Students in Elon’s School of Health Sciences experience a new classroom model as they transition to a blended learning phase pairing online with on-campus labs.
The Gerald L. Francis Center, home to the School of Health Sciences, is still relatively quiet as Elon continues to respond to the COVID-19 pandemic. Admittance to the building is restricted, and along the walls and floor is signage explaining where to walk, requesting social distancing and re-enforcing the use of masks.
But voices once again float through the building’s hallways as some students return to the Francis Center in a limited fashion.
Home to Elon’s doctor of physical therapy and physician assistant studies programs, the School of Health Sciences shifted to a new “blended learning phase” in late May. The phase put many new protocols into place to safely bring students, faculty and staff back on campus for clinical skills labs while maintaining online learning for the majority of their work.
The students are organized into isolation teams and, within those teams, in lab groups of two or three. Their labs are on a staggered schedule to keep the building’s occupancy at a minimum.
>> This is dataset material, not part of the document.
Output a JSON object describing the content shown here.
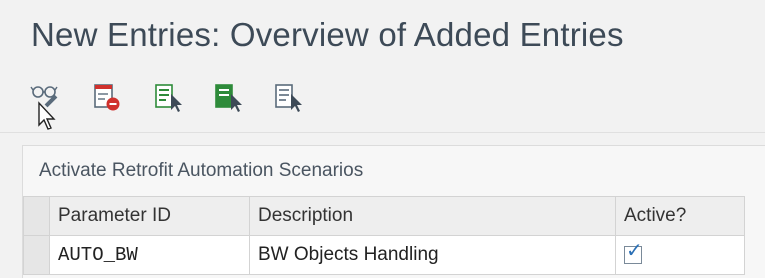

Strict disinfection procedures are in place while the students are on-site, and the university’s Physical Plant team cleans the building thoroughly nightly and on weekends.
“We’re sticking to protocol and things are going really smoothly,” said Becky Neiduski, dean of the School of Health Sciences and professor of health science. “It’s exciting for us to be back in the building. Our faculty are amazing, and our students quickly adapted to a new normal in the Francis Center. It’s a lot of cleaning, but it’s worth it.”
On a recent afternoon, moving from the front entrance to the back of the building where Assistant Professor of Physical Therapy Education Melissa Scales’ midday Physical Therapy Science III lab is held, the sounds coming through the lab’s open doors are like any other traditional class. Students are asking questions, laughing and helping one another. Looking into the lab, it becomes clear that this is a unique time.
Everyone is masked, and the students are scattered throughout the large room working in their small groups. Every few minutes, one of the automatic hand sanitizer machines whirrs as it’s used, and spray bottles of disinfectant sit on every table. Per the current policy, students are practicing skills only on those in their small group, and today they’re taking turns measuring range of motion on one another. They pause intermittently to listen as Scales answers questions and guides them with new prompts.
“Having our students back is wonderful in so many ways,” Scales said. “It’s good to get back to hands-on work, and it’s so nice to see their faces and check in. Now we can look at them and say ‘How is everything going with you?’”
The School of Health Sciences continues to follow broader university guidelines in response to COVID-19, including holding all of its meetings virtually. Additionally, the students, faculty and staff are encouraged to take their temperature at the same time every day. Called temperature trending, this practice provides a baseline temperature. From the baseline, fluctuations can be noted, which allows for a quick response and a clear reason to isolate at home.
Jordan Patterson ’22, the president of the first-year Doctor of Physical Therapy class, said that he really appreciates being able to work on campus again. “Ours is not a theory-based profession. The best thing about being back is returning to hands-on learning,” he said. “That makes us the ultimate experts because we’re able to feel and to see at the same time.”
In early July, the School of Health Sciences plans to transition into a second phase that will pilot live-streamed lectures between classrooms, allow small group research activity, initiate clinical practice for ElonRUNS clients and increase access to Francis Center outside class times. Moving to that phase will be dependent on how well the current phase works as well as on recommendations from the CDC and other authorities.
“Our School of Health Sciences COVID-19 Team monitors local data every day and works together to carefully consider next steps,” Neiduski said. “The health of our students, faculty and staff is of paramount importance in every discussion.”